Friday, December 01, 2006

In the pit

Ok, so I'm still not sure if we'll be literally in a pit, but I am definitely officially a member of the "Merrily Orchestra". *bows deeply*

Last night was our fourth rehearsal out of 5 total. The very first one last Monday went pretty well. I didn't feel very nervous because I figured that they weren't expecting perfection anyway. Driving into the City for my second rehearsal, however, I was a lot more nervous. I had had the music for 3 days and could no longer play the "oops, this is my first reading" card. Luckily, my slow solos are technically easy so I wasn't nervous for those. Well, maybe just a tad nervous on some high hard-to-tune notes. But really the only nerve wracking part is near the end of Act 1 where I am playing a witty little EH solo (on oboe). I messed it up the first time and wanted to make sure it came out correctly. I'm all alone (besides the rhythm section) and the timing has to be perfect with the singers. Oh, and the piano and bass are quite syncopated and I have to tune them out in order to stay on time. Oh, and there is one 6/4 measure thrown in when the rest of it is in 4/4 cut time. It's only 7 measures long but those are the longest seconds ever. By the time I finish my heart is pounding. I've managed to not mess up the notes but even last night one of the directors still wasn't happy with my phrasing. I'll work on it some more tonight.

My favorite pieces to play are the one song that's in 3, just because it's funny and the bass line cracks me up, and the last slow piece of the play because I have a pretty solo which I get to play multiple times.

Even if they never call me back again to do this sort of thing, I am very grateful to have this opportunity now because I am learning quite a lot. For example:

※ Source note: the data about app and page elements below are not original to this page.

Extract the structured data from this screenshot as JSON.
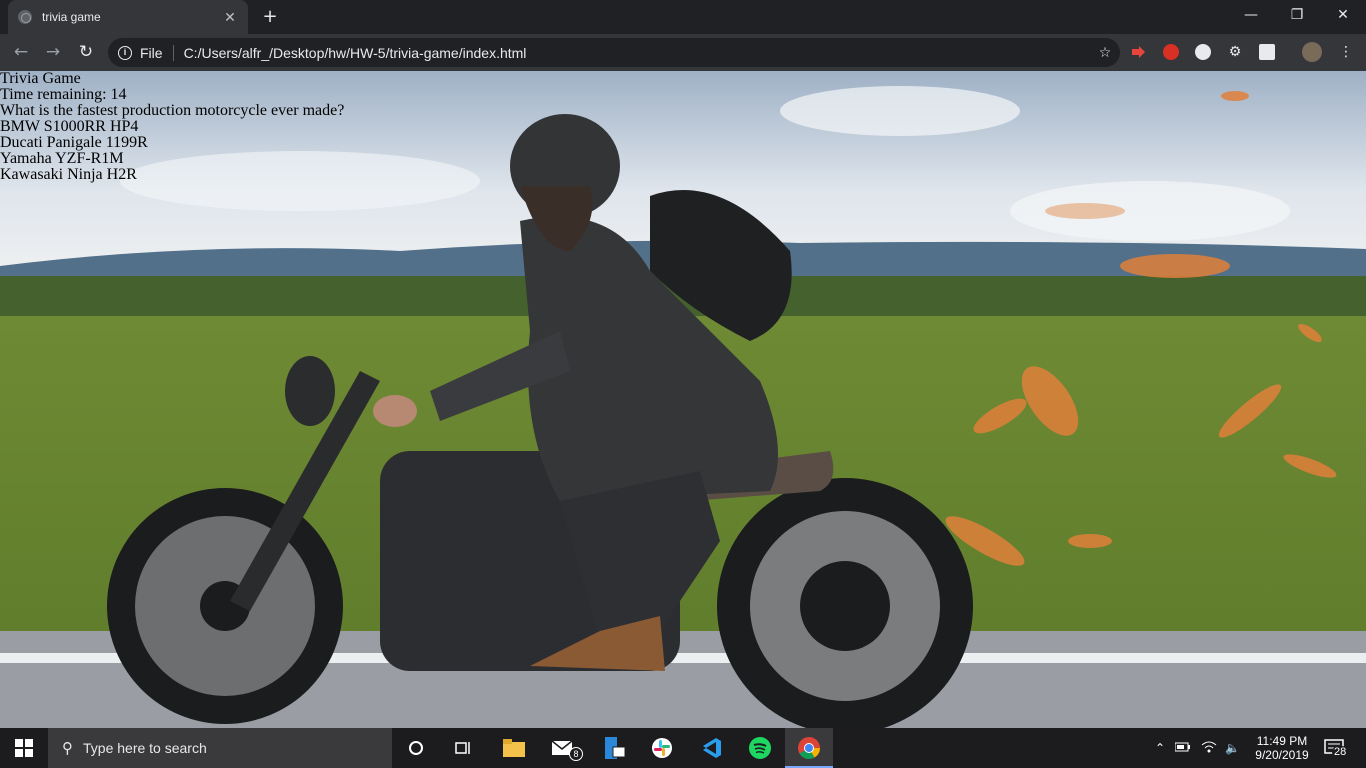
{
  "browser": {
    "tab_title": "trivia game",
    "tab_close": "✕",
    "new_tab": "+",
    "address_scheme": "File",
    "address_url": "C:/Users/alfr_/Desktop/hw/HW-5/trivia-game/index.html",
    "window_controls": {
      "minimize": "—",
      "restore": "❐",
      "close": "✕"
    }
  },
  "trivia": {
    "title": "Trivia Game",
    "timer": "Time remaining: 14",
    "question": "What is the fastest production motorcycle ever made?",
    "answers": [
      "BMW S1000RR HP4",
      "Ducati Panigale 1199R",
      "Yamaha YZF-R1M",
      "Kawasaki Ninja H2R"
    ]
  },
  "taskbar": {
    "search_placeholder": "Type here to search",
    "mail_badge": "8",
    "time": "11:49 PM",
    "date": "9/20/2019",
    "notification_count": "28"
  },
  "colors": {
    "chrome_bg": "#202124",
    "toolbar_bg": "#35363a",
    "taskbar_bg": "#1c1c1f"
  }
}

* The absolute most difficult part of this has nothing to do with intonation, sight-reading, or even endurance. What's killing me is dynamics. I never thought of the oboe as being particularly loud, especially after my latest gigs, but if I am not being careful I feel that I stand out too much. Maybe it's a timbre thing too I guess. Obviously if the three trumpets and trombone and the 3 saxes are playing, I get lost, but when it's just reeds I have to work VERY hard to blend in.
* Related to the above is the whole "quiet entrance" phenomenon. NOW I FINALLY understand what other oboists are talking about when they complain about this. I am not playing in every song and sometimes my breaks are a few minutes long. Why then do I have to come in pianissimo on some low note?? Have they any idea how hard that is to do? Especially when you haven't played on your reed for a while and it has dried out. You (or at least I) have NO clue what the thing is going to sound like.
* Clarinets and flutes can play very very very softly. *boggle*
* Thank God I have been working on scales with more than 3 accidentals. These folks love B-flat and B major.

All in all, it's really turning out to be a fun experience. Our last full run through is tomorrow and then we perform Friday evening and Saturday afternoon and evening. I'm not sure if I already mentioned this, but Saturday will be my 2 year oboe anniversary. I feel that it's a good sign that I will be performing on that day. Though I have played a few times at church functions with the oboe these upcoming performances are my first "real" ones (i.e. it wasn't my friends who just let me play for fun). And potentially the audience may be quite large and may include other musicians. *gulp* No matter, I will try not to let nerves get in the way and will simply think of it as celebrating the anniversary of my best decision ever.


Waterfall said...

Hilda, congratulations! That's so exciting. Important events like this are always nerve-wracking, but the feeling you get afterward is like no other. I am so looking forward to your post-concert report.

I'm so excited for you--wish I lived up there so I could go listen! Good luck. You'll do great!

Pattyoboe said...

Some tricks of the trade:
If you have low notes that need to be soft, and nothing below a D, you can "mute" your oboe with a wadded up swab or piece of felt.

If you are pinching too much on a low note because you are scared (and that often causes us to pinch!) turn the reed slightly sideways in your mouth (I turn to the right) because you can't compress the reed as much then.

You are never as loud as you think you are. And it's better to be louder than having nothing at all come out. Most of the time.

Enjoy yourself! :-)